Although it may be early in the year, the world of influencer marketing has already racked up a number of controversies stemming from the poorly-judged behaviour of youngsters with Internet fame. This time the outcry was directed toward vlogger Elle Darby. The story plays out in three scenes:
- Blogger Elle Darby sends an ill-thought-out pitch to a Dublin hotel asking for a free stay;
- Hotel owner is having none of it and shares a snarky response on Twitter;
- The Twittersphere (who likely have limited awareness of the world of PR and it's intricacies) react as Twitter always does – with outrage.
But was the furore justified, and more importantly, how can we make sure we're not victim of a blogger-fuelled Twitterstorm?

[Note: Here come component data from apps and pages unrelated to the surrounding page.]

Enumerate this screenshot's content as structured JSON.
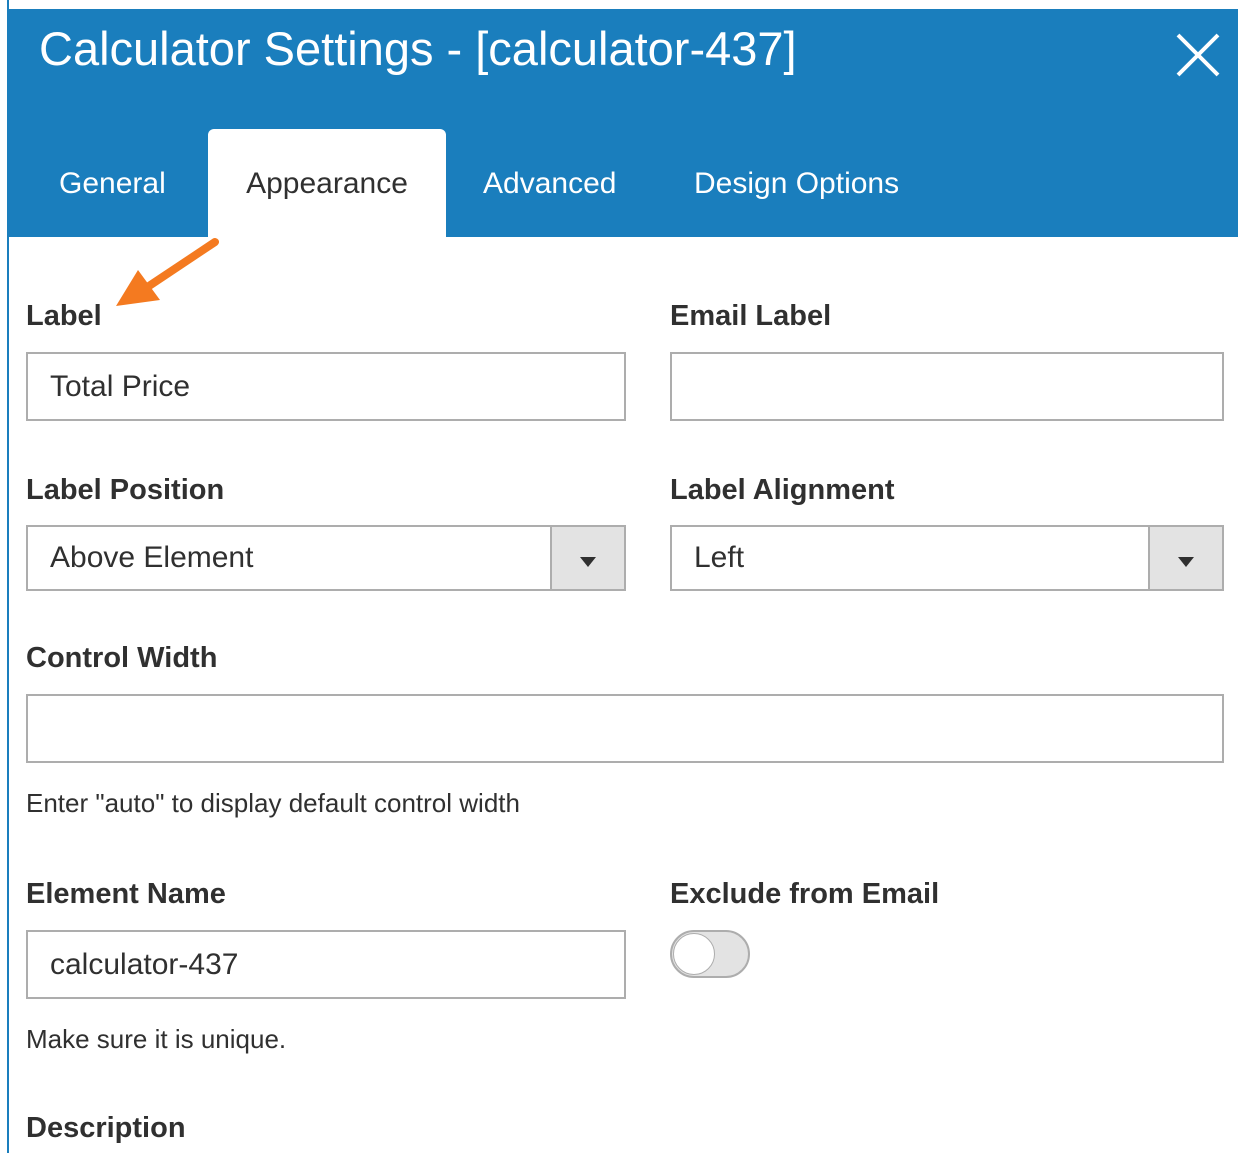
{
  "dialog": {
    "title": "Calculator Settings - [calculator-437]",
    "close_icon": "close-icon"
  },
  "tabs": [
    {
      "label": "General",
      "active": false
    },
    {
      "label": "Appearance",
      "active": true
    },
    {
      "label": "Advanced",
      "active": false
    },
    {
      "label": "Design Options",
      "active": false
    }
  ],
  "form": {
    "label": {
      "title": "Label",
      "value": "Total Price"
    },
    "email_label": {
      "title": "Email Label",
      "value": ""
    },
    "label_position": {
      "title": "Label Position",
      "value": "Above Element"
    },
    "label_alignment": {
      "title": "Label Alignment",
      "value": "Left"
    },
    "control_width": {
      "title": "Control Width",
      "value": "",
      "hint": "Enter \"auto\" to display default control width"
    },
    "element_name": {
      "title": "Element Name",
      "value": "calculator-437",
      "hint": "Make sure it is unique."
    },
    "exclude_from_email": {
      "title": "Exclude from Email",
      "checked": false
    },
    "description": {
      "title": "Description"
    }
  },
  "annotation": {
    "icon": "arrow-icon",
    "color": "#f47a20"
  },
  "colors": {
    "header": "#1a7ebd",
    "text": "#303030",
    "border": "#adadad"
  }
}
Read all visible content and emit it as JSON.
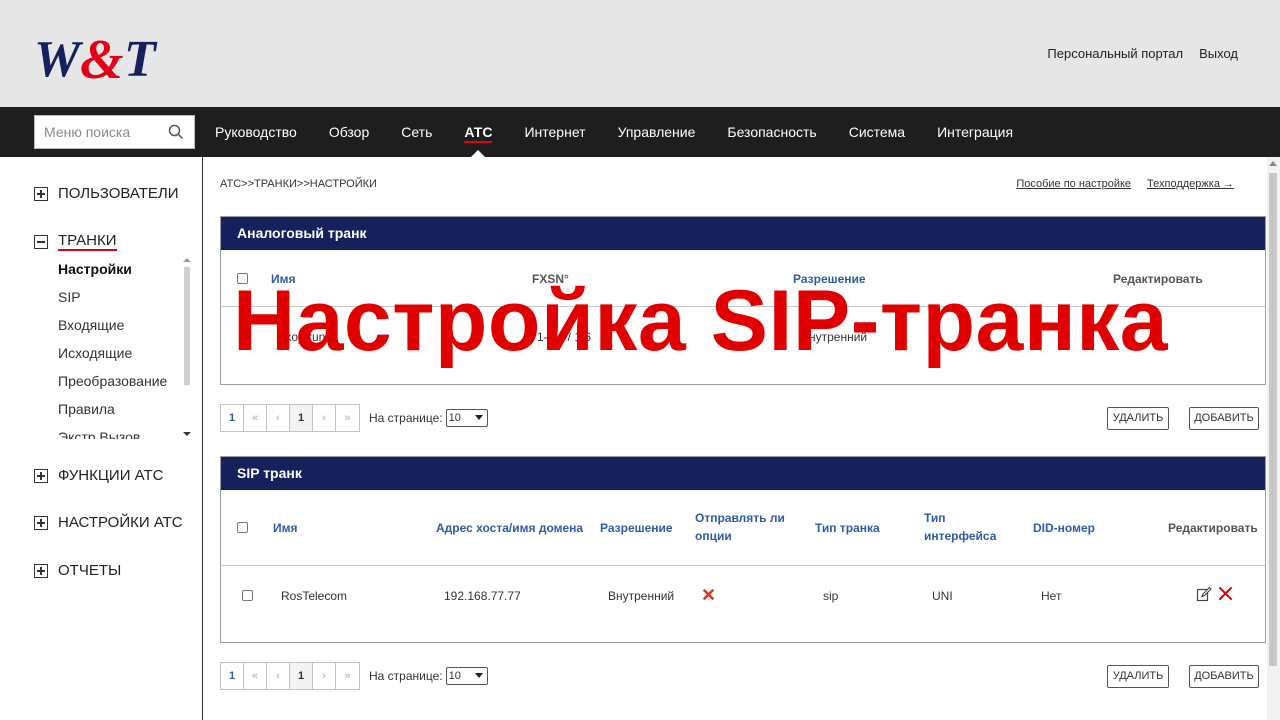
{
  "header": {
    "logo_text": "W&T",
    "links": [
      "Персональный портал",
      "Выход"
    ]
  },
  "nav": {
    "search_placeholder": "Меню поиска",
    "items": [
      "Руководство",
      "Обзор",
      "Сеть",
      "АТС",
      "Интернет",
      "Управление",
      "Безопасность",
      "Система",
      "Интеграция"
    ],
    "active": "АТС"
  },
  "sidebar": {
    "sections": [
      {
        "label": "ПОЛЬЗОВАТЕЛИ",
        "expanded": false
      },
      {
        "label": "ТРАНКИ",
        "expanded": true
      },
      {
        "label": "ФУНКЦИИ АТС",
        "expanded": false
      },
      {
        "label": "НАСТРОЙКИ АТС",
        "expanded": false
      },
      {
        "label": "ОТЧЕТЫ",
        "expanded": false
      }
    ],
    "trunk_items": [
      "Настройки",
      "SIP",
      "Входящие",
      "Исходящие",
      "Преобразование",
      "Правила",
      "Экстр.Вызов"
    ],
    "active_item": "Настройки"
  },
  "main": {
    "breadcrumb": "АТС>>ТРАНКИ>>НАСТРОЙКИ",
    "help_links": [
      "Пособие по настройке",
      "Техподдержка →"
    ],
    "analog": {
      "title": "Аналоговый транк",
      "columns": [
        "Имя",
        "FXSN°",
        "Разрешение",
        "Редактировать"
      ],
      "row": [
        "fxo_trunk",
        "1-6,4 / 1,6",
        "Внутренний"
      ]
    },
    "sip": {
      "title": "SIP транк",
      "columns": [
        "Имя",
        "Адрес хоста/имя домена",
        "Разрешение",
        "Отправлять ли опции",
        "Тип транка",
        "Тип интерфейса",
        "DID-номер",
        "Редактировать"
      ],
      "rows": [
        {
          "name": "RosTelecom",
          "host": "192.168.77.77",
          "permission": "Внутренний",
          "send_options": false,
          "trunk_type": "sip",
          "interface_type": "UNI",
          "did": "Нет"
        }
      ]
    },
    "pager": {
      "first": "1",
      "buttons": [
        "«",
        "‹",
        "1",
        "›",
        "»"
      ],
      "per_page_label": "На странице:",
      "per_page_value": "10"
    },
    "buttons": {
      "delete": "УДАЛИТЬ",
      "add": "ДОБАВИТЬ"
    }
  },
  "overlay_title": "Настройка SIP-транка",
  "colors": {
    "brand_navy": "#16205c",
    "accent_red": "#e30016",
    "overlay_red": "#e00000"
  }
}
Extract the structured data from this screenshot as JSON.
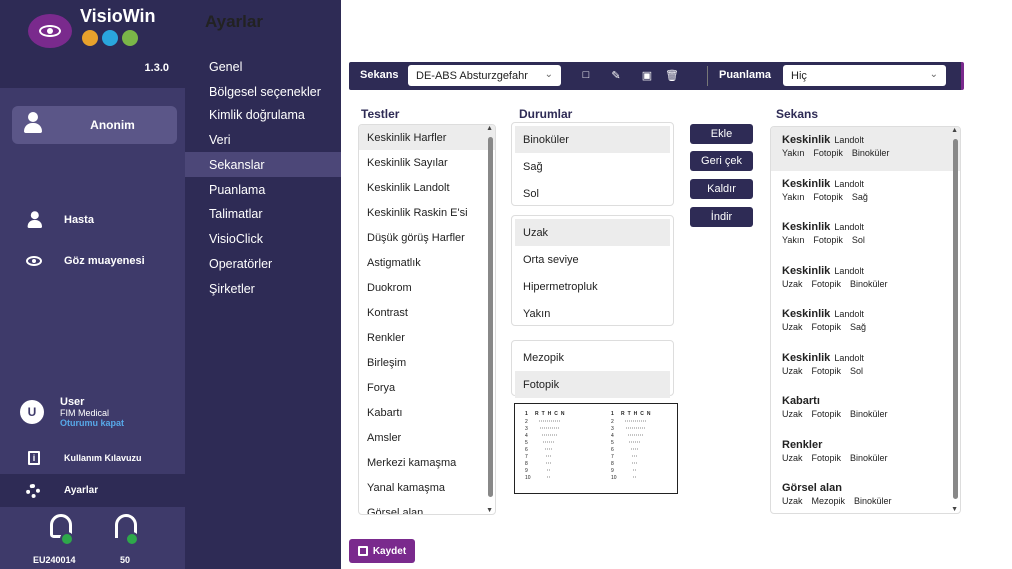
{
  "app": {
    "title": "VisioWin",
    "version": "1.3.0"
  },
  "page": {
    "title": "Ayarlar"
  },
  "profile": {
    "name": "Anonim"
  },
  "left_nav": [
    {
      "label": "Hasta"
    },
    {
      "label": "Göz muayenesi"
    }
  ],
  "user": {
    "initial": "U",
    "name": "User",
    "org": "FIM Medical",
    "logout": "Oturumu kapat"
  },
  "guide": {
    "label": "Kullanım Kılavuzu"
  },
  "settings": {
    "label": "Ayarlar"
  },
  "devices": [
    {
      "label": "EU240014"
    },
    {
      "label": "50"
    }
  ],
  "menu": [
    {
      "label": "Genel"
    },
    {
      "label": "Bölgesel seçenekler"
    },
    {
      "label": "Kimlik doğrulama"
    },
    {
      "label": "Veri"
    },
    {
      "label": "Sekanslar"
    },
    {
      "label": "Puanlama"
    },
    {
      "label": "Talimatlar"
    },
    {
      "label": "VisioClick"
    },
    {
      "label": "Operatörler"
    },
    {
      "label": "Şirketler"
    }
  ],
  "toolbar": {
    "sequence_label": "Sekans",
    "sequence_value": "DE-ABS Absturzgefahr",
    "scoring_label": "Puanlama",
    "scoring_value": "Hiç"
  },
  "columns": {
    "tests": "Testler",
    "conditions": "Durumlar",
    "sequence": "Sekans"
  },
  "tests": [
    "Keskinlik Harfler",
    "Keskinlik Sayılar",
    "Keskinlik Landolt",
    "Keskinlik Raskin E'si",
    "Düşük görüş Harfler",
    "Astigmatlık",
    "Duokrom",
    "Kontrast",
    "Renkler",
    "Birleşim",
    "Forya",
    "Kabartı",
    "Amsler",
    "Merkezi kamaşma",
    "Yanal kamaşma",
    "Görsel alan"
  ],
  "conditions": {
    "eyes": [
      "Binoküler",
      "Sağ",
      "Sol"
    ],
    "distance": [
      "Uzak",
      "Orta seviye",
      "Hipermetropluk",
      "Yakın"
    ],
    "lighting": [
      "Mezopik",
      "Fotopik"
    ]
  },
  "chart_preview": {
    "columns": [
      {
        "rows": [
          "1",
          "2",
          "3",
          "4",
          "5",
          "6",
          "7",
          "8",
          "9",
          "10"
        ],
        "letters": "RTHCN"
      },
      {
        "rows": [
          "1",
          "2",
          "3",
          "4",
          "5",
          "6",
          "7",
          "8",
          "9",
          "10"
        ],
        "letters": "RTHCN"
      }
    ]
  },
  "actions": [
    {
      "label": "Ekle"
    },
    {
      "label": "Geri çek"
    },
    {
      "label": "Kaldır"
    },
    {
      "label": "İndir"
    }
  ],
  "sequence": [
    {
      "title": "Keskinlik",
      "mod": "Landolt",
      "params": [
        "Yakın",
        "Fotopik",
        "Binoküler"
      ]
    },
    {
      "title": "Keskinlik",
      "mod": "Landolt",
      "params": [
        "Yakın",
        "Fotopik",
        "Sağ"
      ]
    },
    {
      "title": "Keskinlik",
      "mod": "Landolt",
      "params": [
        "Yakın",
        "Fotopik",
        "Sol"
      ]
    },
    {
      "title": "Keskinlik",
      "mod": "Landolt",
      "params": [
        "Uzak",
        "Fotopik",
        "Binoküler"
      ]
    },
    {
      "title": "Keskinlik",
      "mod": "Landolt",
      "params": [
        "Uzak",
        "Fotopik",
        "Sağ"
      ]
    },
    {
      "title": "Keskinlik",
      "mod": "Landolt",
      "params": [
        "Uzak",
        "Fotopik",
        "Sol"
      ]
    },
    {
      "title": "Kabartı",
      "mod": "",
      "params": [
        "Uzak",
        "Fotopik",
        "Binoküler"
      ]
    },
    {
      "title": "Renkler",
      "mod": "",
      "params": [
        "Uzak",
        "Fotopik",
        "Binoküler"
      ]
    },
    {
      "title": "Görsel alan",
      "mod": "",
      "params": [
        "Uzak",
        "Mezopik",
        "Binoküler"
      ]
    }
  ],
  "save": {
    "label": "Kaydet"
  },
  "colors": {
    "sidebar": "#3e3a6a",
    "sidebar_dark": "#2e2b55",
    "accent": "#7a2a8d",
    "link": "#57a8e8",
    "ok": "#2ea84a"
  }
}
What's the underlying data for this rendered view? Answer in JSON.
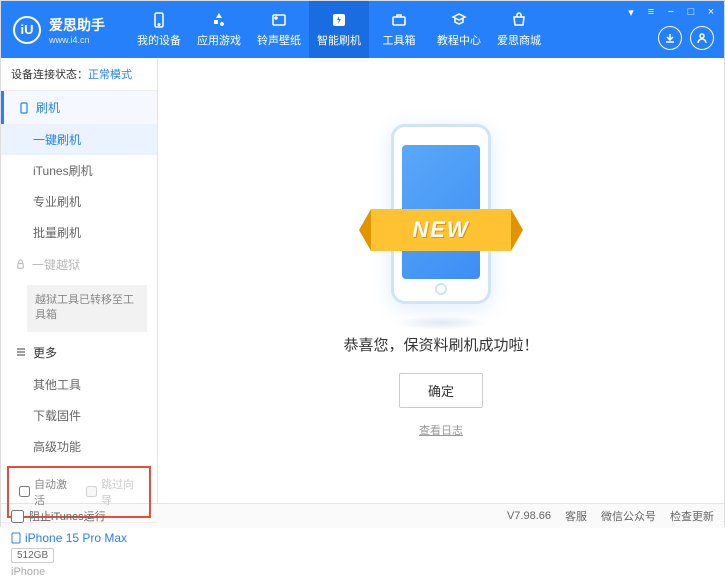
{
  "header": {
    "logo_char": "iU",
    "title": "爱思助手",
    "url": "www.i4.cn",
    "nav": [
      {
        "label": "我的设备"
      },
      {
        "label": "应用游戏"
      },
      {
        "label": "铃声壁纸"
      },
      {
        "label": "智能刷机"
      },
      {
        "label": "工具箱"
      },
      {
        "label": "教程中心"
      },
      {
        "label": "爱思商城"
      }
    ]
  },
  "status": {
    "label": "设备连接状态：",
    "mode": "正常模式"
  },
  "sidebar": {
    "flash_section": "刷机",
    "items1": [
      "一键刷机",
      "iTunes刷机",
      "专业刷机",
      "批量刷机"
    ],
    "jailbreak": "一键越狱",
    "jailbreak_note": "越狱工具已转移至工具箱",
    "more_section": "更多",
    "items2": [
      "其他工具",
      "下载固件",
      "高级功能"
    ],
    "checkboxes": {
      "auto_activate": "自动激活",
      "skip_guide": "跳过向导"
    },
    "device": {
      "name": "iPhone 15 Pro Max",
      "storage": "512GB",
      "type": "iPhone"
    }
  },
  "main": {
    "banner": "NEW",
    "message": "恭喜您，保资料刷机成功啦！",
    "confirm": "确定",
    "log_link": "查看日志"
  },
  "footer": {
    "block_itunes": "阻止iTunes运行",
    "version": "V7.98.66",
    "links": [
      "客服",
      "微信公众号",
      "检查更新"
    ]
  }
}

Influencer marketing is in its infancy. It's a buzzword brands are tripping over themselves to be part of but it's metoiric rise has come at the expense of the sorts of standards, expectations and even laws – which exist but are implemented sparingly at best – that more established forms of advertising are subject to. With this in mind, there's little surprise that we're seeing more and more cases of it going very wrong. How it ought to be done simply isn't written in a golden playbook somewhere, so of course there are going to be mistakes. Influencers are being touted by brands left, right and center so simply haven't needed to learn the building blocks for creating a brand.
I like to think of it as a yellow card to influencers and brands alike – it's time to level up.
Elle rightly points out that she sent the type of email thousands of bloggers like her are sending every day. And that's the problem in a nutshell – thousands of bloggers are skimming over the finer details that makes their channels so powerful. And equally as problematic, why should they go into all this detail when a broad picture of "amazing" results and big follower numbers are (usually – but not in this case) proving to be more than enough?
Both brands and influencers stand to gain so much in this space, but to avoid the pitfalls and take influencer marketing to the next level they both need to give it the respect it deserves.
Elle's pitch likely fell flat because she undersold herself – struggling to put across precisely what the hotel owner stood to gain in return for the cost of a free stay.
There are a few crucial bits of information which would have taken her pitch to the next level but she unfortunately failed to point them out. She could have pointed out that her audience were actively interested in travel and shared the typical engagement rates and impressions similar posts have achieved. She could have also pointed out that the last promotion she ran with Universal Orlando wasn't just "amazing" but it was amazing because it led to hotel bookings and drove traffic to their website. All of this would have helped spell out that the stay she was requesting had a measurable ROI. They were going to sacrifice the cost but gain so much more in return.
But the onus for this shouldn’t be sat exclusively on the shoulders of the influencers themselves. Brands similarly need to approach influencer marketing as a channel in itself and ask the sorts of questions that are going to make it effective and measurable when they are confronted with a proposition.
Influencers: You're doing great, but don't sell yourself short.
Brands: Give them a helping hand. Ask the right questions to get the right answers (and a polite "no" is the right way to decline if you're not convinced).
Kayley Almond is a social media strategist at MullenLowe Profero
This article first appeared on PRWeek sister title Campaign